Caleb Bryant
Caleb Bryant is Associate Director, Food & Drink at Mintel, specializing in changing consumer attitudes, industry news and beverage trends.

Let’s face it. The events of 2020 and the first few weeks of 2021 have made Dry January a challenging prospect. And while we may see fewer consumers participate in Dry January this year, the concept of Dry January has entered the collective consciousness in just a few short years (Dry January was created in the UK in 2013). Dry January helped to expand the broader idea of “mindful drinking” and “sober curious consumers” which in turn has led to the proliferation of zero-proof alcoholic beverages. The fact that Budweiser is promoting its new non-alcoholic beer, Budweiser Zero, for Dry January in partnership with sports stars such as Dwayne Wade underscores the strong growth of alcohol-free drinks.

Zero proof, non-alcoholic drinks, and alcohol-alternatives will remain a growing, if relatively small, segment of the total alcoholic beverage market. The sober curious trend may be growing but many more consumers want to enjoy alcoholic drinks, they just want healthier options. Consumers don’t expect alcoholic beverages to be “healthy” but they are interested in better-for-you (BFY) options, drinks that deliver flavor and refreshment without the sugar and calories. Alcohol brands across all segments have responded and launched new and exciting BFY products, making health and wellness one of the major trends within the alcohol industry.

Rise of hard seltzers demonstrates opportunity for BFY drinks

Source: Smirnoff

Consumer interest in BFY drinks is evident by the monumental growth of hard seltzers. Brands like White Claw and Truly exploded in popularity in large part due to their health and wellness claims (eg gluten-free, low-sugar, low-calorie), appealing to consumers interested in a BFY alternative to beer. Nearly seven out of 10 hard seltzer drinkers say health drives their alcoholic beverage drink choice, according to Mintel research on ready to drink alcoholic beverages.

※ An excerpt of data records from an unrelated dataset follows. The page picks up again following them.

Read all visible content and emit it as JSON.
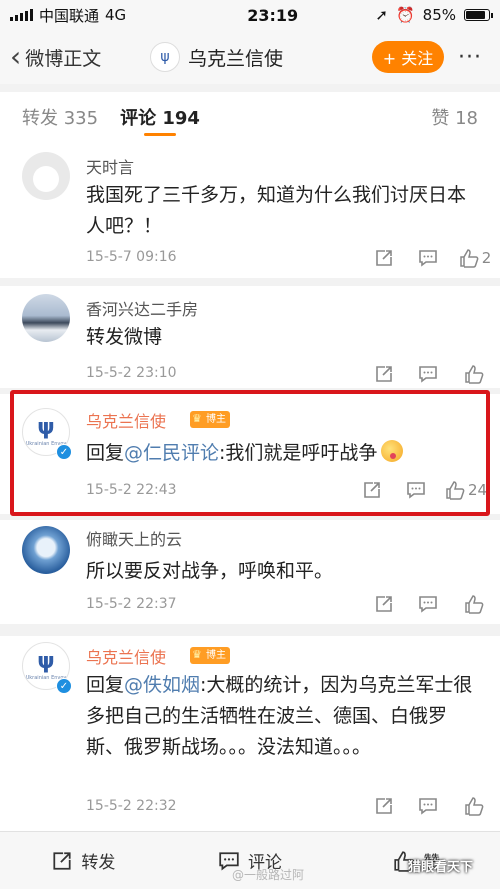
{
  "status_bar": {
    "carrier": "中国联通",
    "network": "4G",
    "time": "23:19",
    "battery": "85%"
  },
  "nav": {
    "back_label": "微博正文",
    "title": "乌克兰信使",
    "follow_label": "+ 关注",
    "more_label": "···"
  },
  "tabs": {
    "repost": "转发 335",
    "comments": "评论 194",
    "likes": "赞 18"
  },
  "comments": [
    {
      "name": "天时言",
      "text": "我国死了三千多万，知道为什么我们讨厌日本人吧？！",
      "time": "15-5-7 09:16",
      "like_count": "2"
    },
    {
      "name": "香河兴达二手房",
      "text": "转发微博",
      "time": "15-5-2 23:10",
      "like_count": ""
    },
    {
      "name": "乌克兰信使",
      "badge": "博主",
      "reply_prefix": "回复",
      "mention": "@仁民评论",
      "text": ":我们就是呼吁战争",
      "time": "15-5-2 22:43",
      "like_count": "24"
    },
    {
      "name": "俯瞰天上的云",
      "text": "所以要反对战争，呼唤和平。",
      "time": "15-5-2 22:37",
      "like_count": ""
    },
    {
      "name": "乌克兰信使",
      "badge": "博主",
      "reply_prefix": "回复",
      "mention": "@佚如烟",
      "text": ":大概的统计，因为乌克兰军士很多把自己的生活牺牲在波兰、德国、白俄罗斯、俄罗斯战场。。。没法知道。。。",
      "time": "15-5-2 22:32",
      "like_count": ""
    }
  ],
  "avatar_text": {
    "trident": "ψ",
    "sub": "Ukrainian Envoy"
  },
  "bottom_bar": {
    "repost": "转发",
    "comment": "评论",
    "like": "赞"
  },
  "watermarks": {
    "center": "@一般路过阿",
    "right": "猎眼看天下"
  },
  "colors": {
    "accent": "#ff8200",
    "name_highlight": "#eb7350",
    "mention": "#507daf",
    "annotation_box": "#d9161b"
  }
}
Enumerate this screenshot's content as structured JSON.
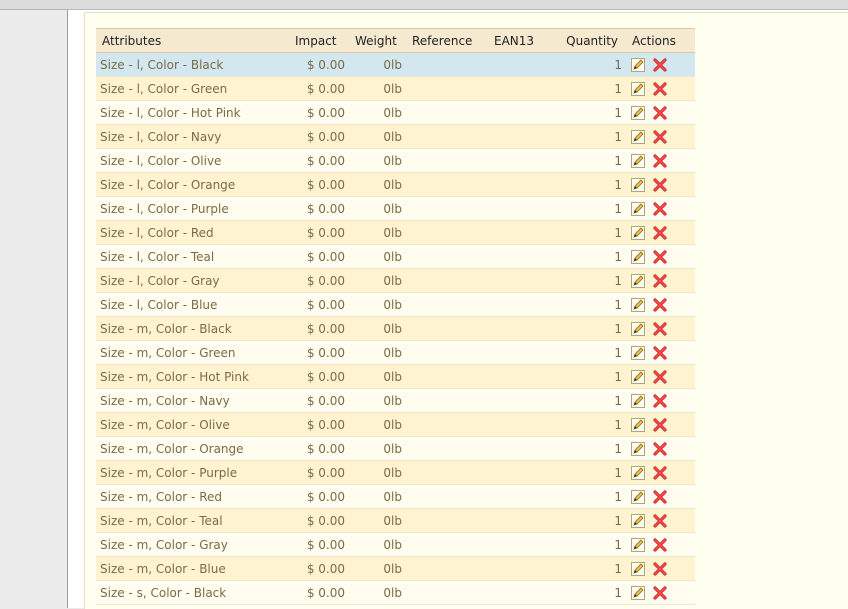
{
  "table": {
    "columns": {
      "attributes": "Attributes",
      "impact": "Impact",
      "weight": "Weight",
      "reference": "Reference",
      "ean13": "EAN13",
      "quantity": "Quantity",
      "actions": "Actions"
    },
    "rows": [
      {
        "attributes": "Size - l, Color - Black",
        "impact": "$ 0.00",
        "weight": "0lb",
        "reference": "",
        "ean13": "",
        "quantity": "1"
      },
      {
        "attributes": "Size - l, Color - Green",
        "impact": "$ 0.00",
        "weight": "0lb",
        "reference": "",
        "ean13": "",
        "quantity": "1"
      },
      {
        "attributes": "Size - l, Color - Hot Pink",
        "impact": "$ 0.00",
        "weight": "0lb",
        "reference": "",
        "ean13": "",
        "quantity": "1"
      },
      {
        "attributes": "Size - l, Color - Navy",
        "impact": "$ 0.00",
        "weight": "0lb",
        "reference": "",
        "ean13": "",
        "quantity": "1"
      },
      {
        "attributes": "Size - l, Color - Olive",
        "impact": "$ 0.00",
        "weight": "0lb",
        "reference": "",
        "ean13": "",
        "quantity": "1"
      },
      {
        "attributes": "Size - l, Color - Orange",
        "impact": "$ 0.00",
        "weight": "0lb",
        "reference": "",
        "ean13": "",
        "quantity": "1"
      },
      {
        "attributes": "Size - l, Color - Purple",
        "impact": "$ 0.00",
        "weight": "0lb",
        "reference": "",
        "ean13": "",
        "quantity": "1"
      },
      {
        "attributes": "Size - l, Color - Red",
        "impact": "$ 0.00",
        "weight": "0lb",
        "reference": "",
        "ean13": "",
        "quantity": "1"
      },
      {
        "attributes": "Size - l, Color - Teal",
        "impact": "$ 0.00",
        "weight": "0lb",
        "reference": "",
        "ean13": "",
        "quantity": "1"
      },
      {
        "attributes": "Size - l, Color - Gray",
        "impact": "$ 0.00",
        "weight": "0lb",
        "reference": "",
        "ean13": "",
        "quantity": "1"
      },
      {
        "attributes": "Size - l, Color - Blue",
        "impact": "$ 0.00",
        "weight": "0lb",
        "reference": "",
        "ean13": "",
        "quantity": "1"
      },
      {
        "attributes": "Size - m, Color - Black",
        "impact": "$ 0.00",
        "weight": "0lb",
        "reference": "",
        "ean13": "",
        "quantity": "1"
      },
      {
        "attributes": "Size - m, Color - Green",
        "impact": "$ 0.00",
        "weight": "0lb",
        "reference": "",
        "ean13": "",
        "quantity": "1"
      },
      {
        "attributes": "Size - m, Color - Hot Pink",
        "impact": "$ 0.00",
        "weight": "0lb",
        "reference": "",
        "ean13": "",
        "quantity": "1"
      },
      {
        "attributes": "Size - m, Color - Navy",
        "impact": "$ 0.00",
        "weight": "0lb",
        "reference": "",
        "ean13": "",
        "quantity": "1"
      },
      {
        "attributes": "Size - m, Color - Olive",
        "impact": "$ 0.00",
        "weight": "0lb",
        "reference": "",
        "ean13": "",
        "quantity": "1"
      },
      {
        "attributes": "Size - m, Color - Orange",
        "impact": "$ 0.00",
        "weight": "0lb",
        "reference": "",
        "ean13": "",
        "quantity": "1"
      },
      {
        "attributes": "Size - m, Color - Purple",
        "impact": "$ 0.00",
        "weight": "0lb",
        "reference": "",
        "ean13": "",
        "quantity": "1"
      },
      {
        "attributes": "Size - m, Color - Red",
        "impact": "$ 0.00",
        "weight": "0lb",
        "reference": "",
        "ean13": "",
        "quantity": "1"
      },
      {
        "attributes": "Size - m, Color - Teal",
        "impact": "$ 0.00",
        "weight": "0lb",
        "reference": "",
        "ean13": "",
        "quantity": "1"
      },
      {
        "attributes": "Size - m, Color - Gray",
        "impact": "$ 0.00",
        "weight": "0lb",
        "reference": "",
        "ean13": "",
        "quantity": "1"
      },
      {
        "attributes": "Size - m, Color - Blue",
        "impact": "$ 0.00",
        "weight": "0lb",
        "reference": "",
        "ean13": "",
        "quantity": "1"
      },
      {
        "attributes": "Size - s, Color - Black",
        "impact": "$ 0.00",
        "weight": "0lb",
        "reference": "",
        "ean13": "",
        "quantity": "1"
      }
    ]
  },
  "icons": {
    "edit": "pencil-icon",
    "delete": "delete-x-icon"
  },
  "colors": {
    "header_bg": "#f5e9cf",
    "row_even": "#fff4cf",
    "row_odd": "#fffdf0",
    "row_selected": "#d2e7ef",
    "text": "#7b6a45",
    "delete_red": "#d8282a",
    "edit_yellow": "#f0c24a"
  }
}
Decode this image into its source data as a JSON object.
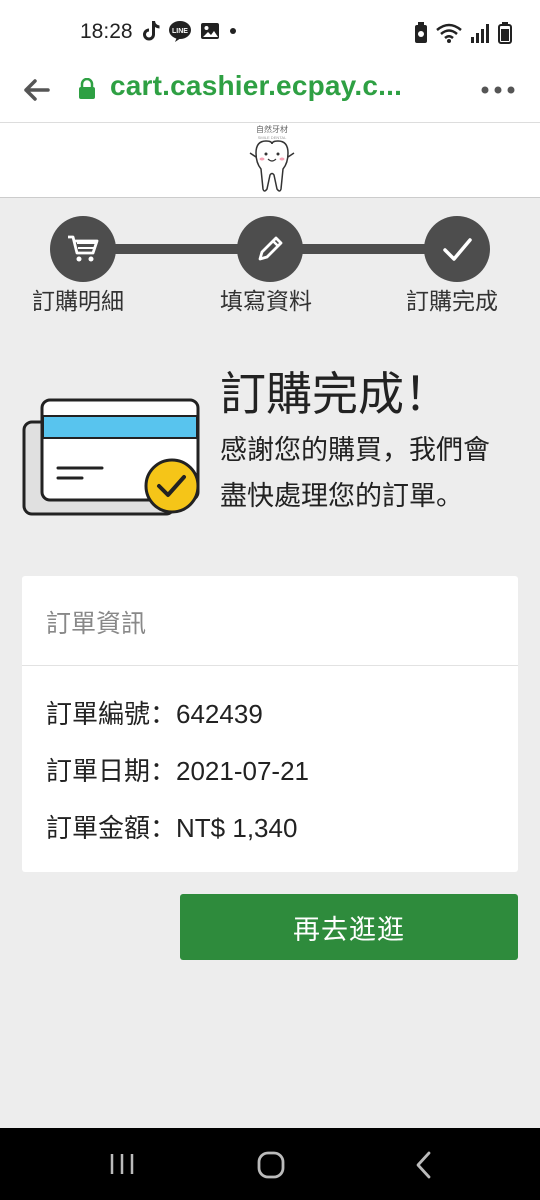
{
  "status_bar": {
    "time": "18:28",
    "left_icons": [
      "tiktok-icon",
      "line-icon",
      "gallery-icon",
      "dot-icon"
    ],
    "right_icons": [
      "battery-saver-icon",
      "wifi-icon",
      "signal-icon",
      "battery-icon"
    ]
  },
  "browser": {
    "url": "cart.cashier.ecpay.c...",
    "secure": true,
    "url_color": "#2ea043"
  },
  "header": {
    "logo_text": "自然牙材",
    "logo_subtext": "SMILE DENTAL"
  },
  "steps": [
    {
      "label": "訂購明細",
      "icon": "cart-icon"
    },
    {
      "label": "填寫資料",
      "icon": "pencil-icon"
    },
    {
      "label": "訂購完成",
      "icon": "check-icon"
    }
  ],
  "done": {
    "title": "訂購完成！",
    "message": "感謝您的購買，我們會盡快處理您的訂單。"
  },
  "order_info": {
    "heading": "訂單資訊",
    "rows": [
      {
        "label": "訂單編號：",
        "value": "642439"
      },
      {
        "label": "訂單日期：",
        "value": "2021-07-21"
      },
      {
        "label": "訂單金額：",
        "value": "NT$ 1,340"
      }
    ]
  },
  "continue_button": {
    "label": "再去逛逛",
    "color": "#2e8b3c"
  },
  "colors": {
    "step_active": "#4d4d4d",
    "card_blue": "#58c4ee",
    "badge_yellow": "#f5c518"
  }
}
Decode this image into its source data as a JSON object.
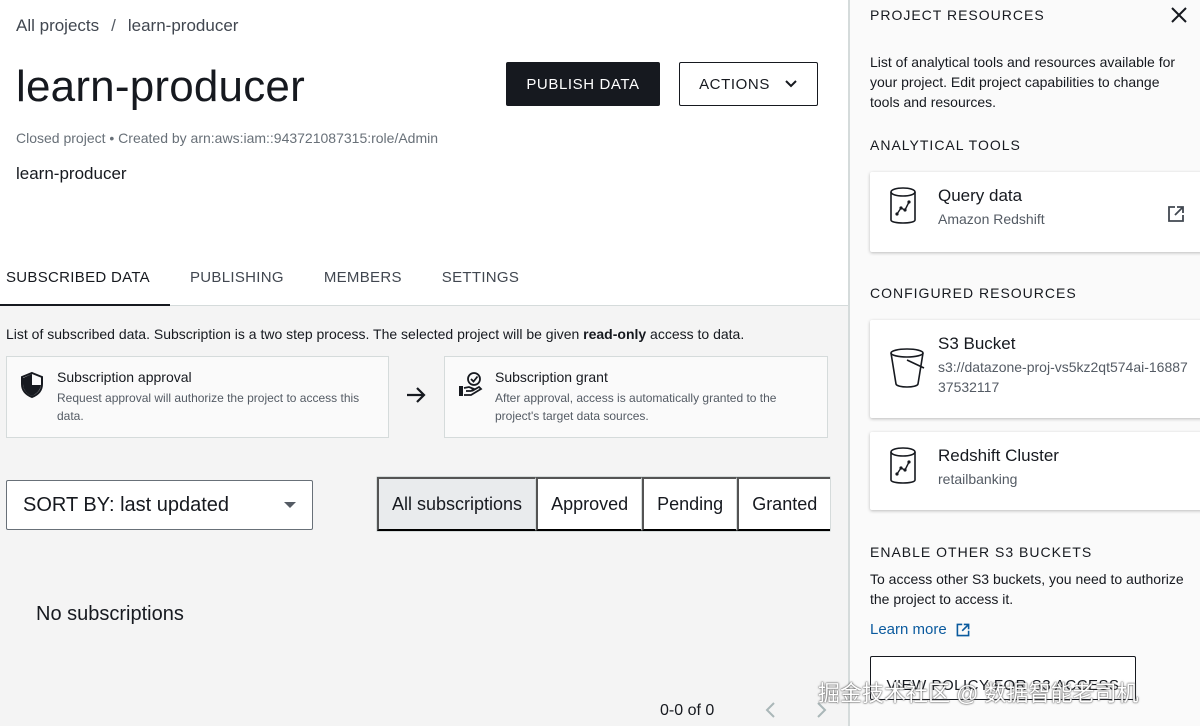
{
  "breadcrumb": {
    "root": "All projects",
    "separator": "/",
    "current": "learn-producer"
  },
  "header": {
    "title": "learn-producer",
    "meta": "Closed project • Created by arn:aws:iam::943721087315:role/Admin",
    "description": "learn-producer",
    "publish_label": "PUBLISH DATA",
    "actions_label": "ACTIONS"
  },
  "tabs": [
    {
      "label": "SUBSCRIBED DATA",
      "active": true
    },
    {
      "label": "PUBLISHING"
    },
    {
      "label": "MEMBERS"
    },
    {
      "label": "SETTINGS"
    }
  ],
  "subscribed": {
    "info_prefix": "List of subscribed data. Subscription is a two step process. The selected project will be given ",
    "info_bold": "read-only",
    "info_suffix": " access to data.",
    "step1": {
      "title": "Subscription approval",
      "text": "Request approval will authorize the project to access this data.",
      "icon": "shield-icon"
    },
    "step2": {
      "title": "Subscription grant",
      "text": "After approval, access is automatically granted to the project's target data sources.",
      "icon": "hand-check-icon"
    },
    "sort_label": "SORT BY: last updated",
    "filters": [
      "All subscriptions",
      "Approved",
      "Pending",
      "Granted"
    ],
    "empty": "No subscriptions",
    "pager": "0-0 of 0"
  },
  "panel": {
    "title": "PROJECT RESOURCES",
    "description": "List of analytical tools and resources available for your project. Edit project capabilities to change tools and resources.",
    "analytical_heading": "ANALYTICAL TOOLS",
    "query": {
      "name": "Query data",
      "sub": "Amazon Redshift"
    },
    "configured_heading": "CONFIGURED RESOURCES",
    "s3": {
      "name": "S3 Bucket",
      "sub": "s3://datazone-proj-vs5kz2qt574ai-1688737532117"
    },
    "redshift": {
      "name": "Redshift Cluster",
      "sub": "retailbanking"
    },
    "enable_heading": "ENABLE OTHER S3 BUCKETS",
    "enable_text": "To access other S3 buckets, you need to authorize the project to access it.",
    "learn_more": "Learn more",
    "view_policy": "VIEW POLICY FOR S3 ACCESS"
  },
  "watermark": "掘金技术社区 @ 数据智能老司机",
  "colors": {
    "primary": "#16191f",
    "link": "#0a5a9e",
    "border": "#d5dbdb"
  }
}
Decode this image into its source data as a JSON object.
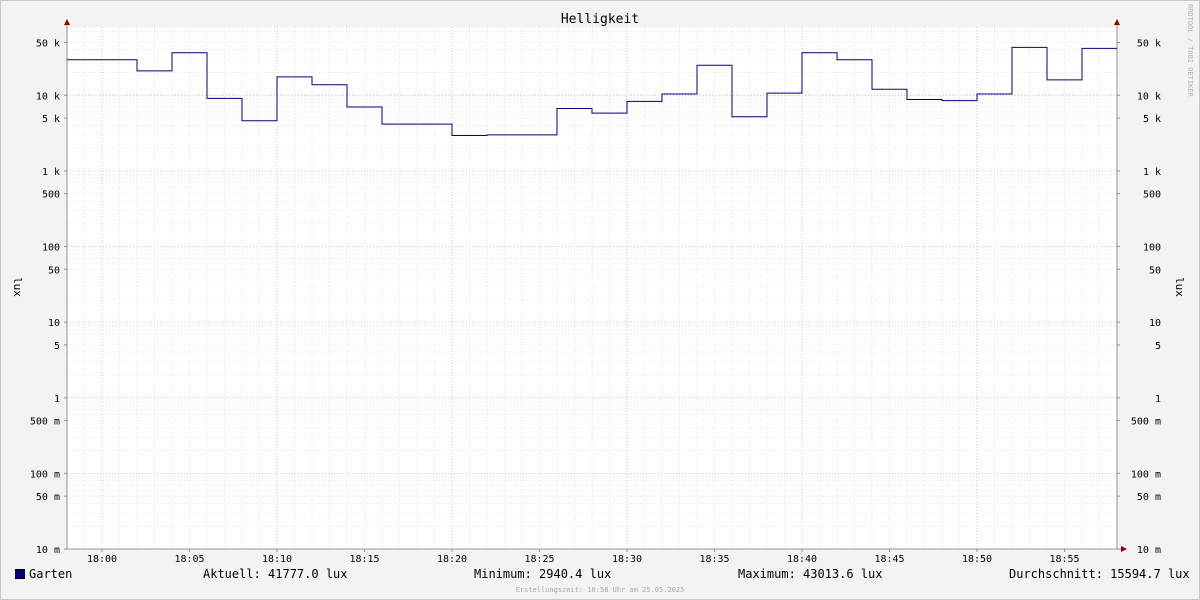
{
  "chart_data": {
    "type": "line",
    "title": "Helligkeit",
    "ylabel": "lux",
    "y_scale": "log",
    "ylim": [
      0.01,
      80000
    ],
    "xlim": [
      "17:58",
      "18:58"
    ],
    "grid": true,
    "y_ticks": [
      {
        "value": 50000,
        "label": "50 k"
      },
      {
        "value": 10000,
        "label": "10 k"
      },
      {
        "value": 5000,
        "label": "5 k"
      },
      {
        "value": 1000,
        "label": "1 k"
      },
      {
        "value": 500,
        "label": "500"
      },
      {
        "value": 100,
        "label": "100"
      },
      {
        "value": 50,
        "label": "50"
      },
      {
        "value": 10,
        "label": "10"
      },
      {
        "value": 5,
        "label": "5"
      },
      {
        "value": 1,
        "label": "1"
      },
      {
        "value": 0.5,
        "label": "500 m"
      },
      {
        "value": 0.1,
        "label": "100 m"
      },
      {
        "value": 0.05,
        "label": "50 m"
      },
      {
        "value": 0.01,
        "label": "10 m"
      }
    ],
    "x_ticks": [
      "18:00",
      "18:05",
      "18:10",
      "18:15",
      "18:20",
      "18:25",
      "18:30",
      "18:35",
      "18:40",
      "18:45",
      "18:50",
      "18:55"
    ],
    "series": [
      {
        "name": "Garten",
        "color": "#000080",
        "x": [
          "17:58",
          "18:02",
          "18:04",
          "18:06",
          "18:08",
          "18:10",
          "18:12",
          "18:14",
          "18:16",
          "18:20",
          "18:22",
          "18:26",
          "18:28",
          "18:30",
          "18:32",
          "18:34",
          "18:36",
          "18:38",
          "18:40",
          "18:42",
          "18:44",
          "18:46",
          "18:48",
          "18:50",
          "18:52",
          "18:54",
          "18:56",
          "18:58"
        ],
        "values": [
          29500,
          21000,
          36500,
          9100,
          4600,
          17500,
          13800,
          7000,
          4150,
          2940,
          3000,
          6700,
          5800,
          8300,
          10400,
          25000,
          5200,
          10700,
          36500,
          29500,
          12000,
          8800,
          8500,
          10400,
          43000,
          16000,
          41800,
          41800
        ]
      }
    ]
  },
  "watermark": "RRDTOOL / TOBI OETIKER",
  "legend": {
    "series_name": "Garten",
    "series_color": "#000080",
    "current": "Aktuell: 41777.0 lux",
    "minimum": "Minimum: 2940.4 lux",
    "maximum": "Maximum: 43013.6 lux",
    "average": "Durchschnitt: 15594.7 lux"
  },
  "footer": "Erstellungszeit: 18:58 Uhr am 25.05.2025"
}
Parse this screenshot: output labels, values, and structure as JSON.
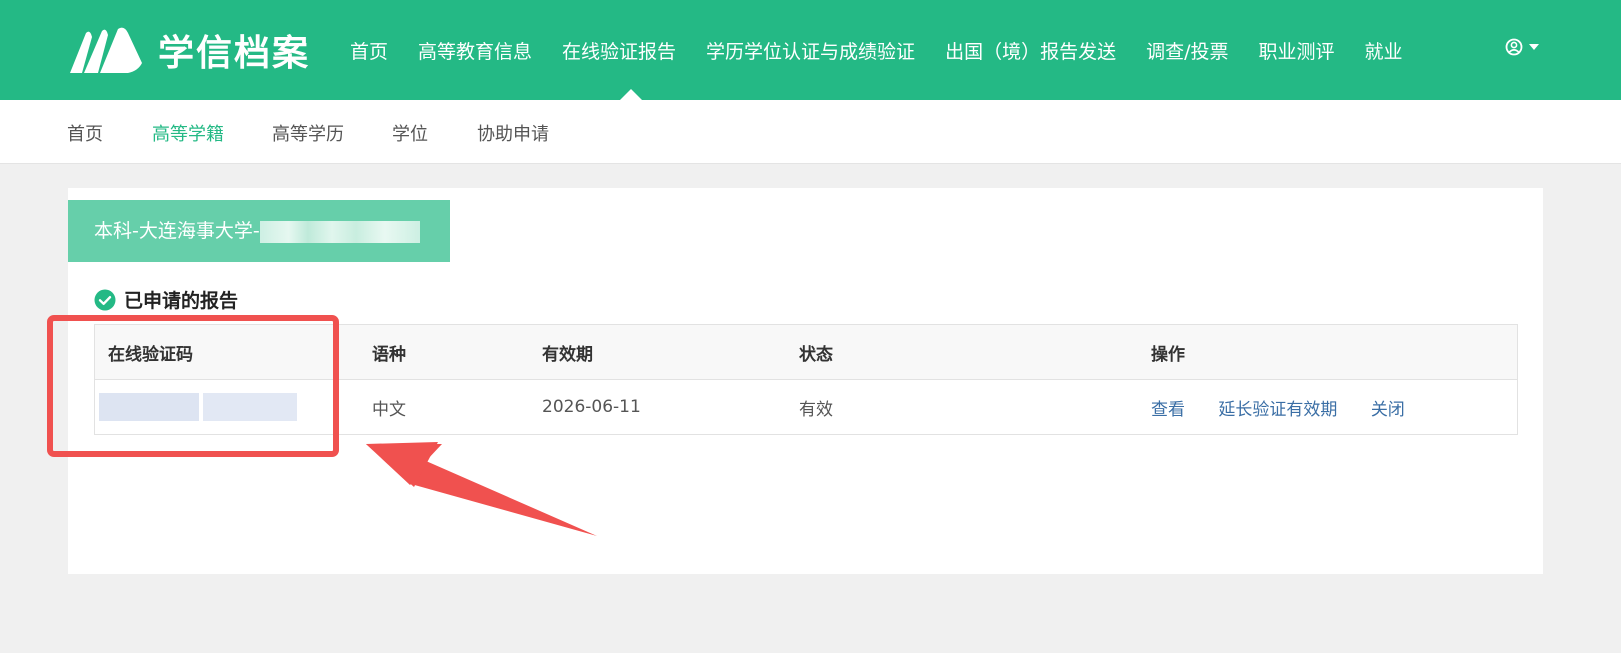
{
  "header": {
    "logo_text": "学信档案",
    "nav": [
      "首页",
      "高等教育信息",
      "在线验证报告",
      "学历学位认证与成绩验证",
      "出国（境）报告发送",
      "调查/投票",
      "职业测评",
      "就业"
    ],
    "active_nav": "在线验证报告",
    "brand_color": "#24b985",
    "user_icon": "user-circle-icon"
  },
  "subnav": {
    "items": [
      "首页",
      "高等学籍",
      "高等学历",
      "学位",
      "协助申请"
    ],
    "active": "高等学籍"
  },
  "record": {
    "tab_label": "本科-大连海事大学-"
  },
  "reports": {
    "title": "已申请的报告",
    "columns": [
      "在线验证码",
      "语种",
      "有效期",
      "状态",
      "操作"
    ],
    "rows": [
      {
        "language": "中文",
        "expiry": "2026-06-11",
        "status": "有效",
        "actions": [
          "查看",
          "延长验证有效期",
          "关闭"
        ]
      }
    ]
  },
  "annotation": {
    "highlight_color": "#f0514f"
  }
}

Now nearly every alcoholic beverage company is launching its own hard seltzer varieties and brands are increasingly leaning on health and wellness claims as market differentiators. For example, Smirnoff’s Spiked Sparkling Seltzers are under 100 calories and contain zero grams of sugar. In addition to no/low claims, new seltzers also offer consumers health and functional benefits. Molson Coors’ Vizzy hard seltzer is high in vitamin C and antioxidants.

Low-cal replaces light beer, wine gets “clean”, and spirits cut carbs

The popularity of hard seltzers along with general increased interest in health and wellness is shaping alcohol beverage trends with BFY claims growing across all alcohol segments.

Source: Goose Island

After years of declining light beer sales, brewers are now releasing low-calorie craft-style beers; BFY options for craft beer drinkers who avoid traditional light beers. Products such as Lagunitas DayTime IPA and Goose Island So-Lo IPA are said to deliver the flavor of an IPA with only 98 calories. One in five beer drinkers cite “low in calories” as an important factor when choosing a beer, according to Mintel US research on beer.

Low sugar and “clean” production claims are shaping the wine industry with brands such as Avalaine wine promoting their products as having no filler ingredients common in wine production. Low-sugar wine brand FitVine is following in the footsteps of other athlete-focused alcohol brands, explicitly marketing their products to health-conscious consumers. Even mass-market wine brands are creating new BFY products; Constellation Brands launched Kim Crawford Illuminate a low-calorie, low-ABV wine in November 2020.

Similar to beer and wine, spirit brands are using health and wellness claims to differentiate themselves within the market and appeal to health-conscious, generally affluent, consumers; one in five spirit drinkers aged 22-34 in households earning more than $75K cite “low-sugar” as an important attribute when choosing a spirit. Ketel One Botanical was one of the first notable spirit brands to make explicit BFY claims (no carbs and only 73 calories). Other brands such as Dulce Vida have followed suit by touting low-carb, low-calorie claims.

Source: Ketel One Vodka

Spirit brands are carving out a space within the BFY alcohol trend by launching low-ABV products such as Keel Vodka (23.8% ABV). The low-ABV trend is quickly gaining traction within the United Kingdom with the introduction of gin-like low-ABV spirits including Mary (6% ABV) and Atopia (0.5%). The emergence of low-ABV spirits across the pond is notable as many BFY alcohol trends are first established within the UK/Europe before crossing over to the US.

Key takeaway

BFY is one of the most prevalent trends across all alcoholic beverage segments and consumer interest in BFY drinks won’t abate come the end of January. Brands have the opportunity to mitigate consumers’ health concerns by crafting low-carb, low-calorie, and even low-ABV products that deliver on taste/flavor while also focusing on fun so consumers do not feel as though they are losing out on the enjoyment of drinking.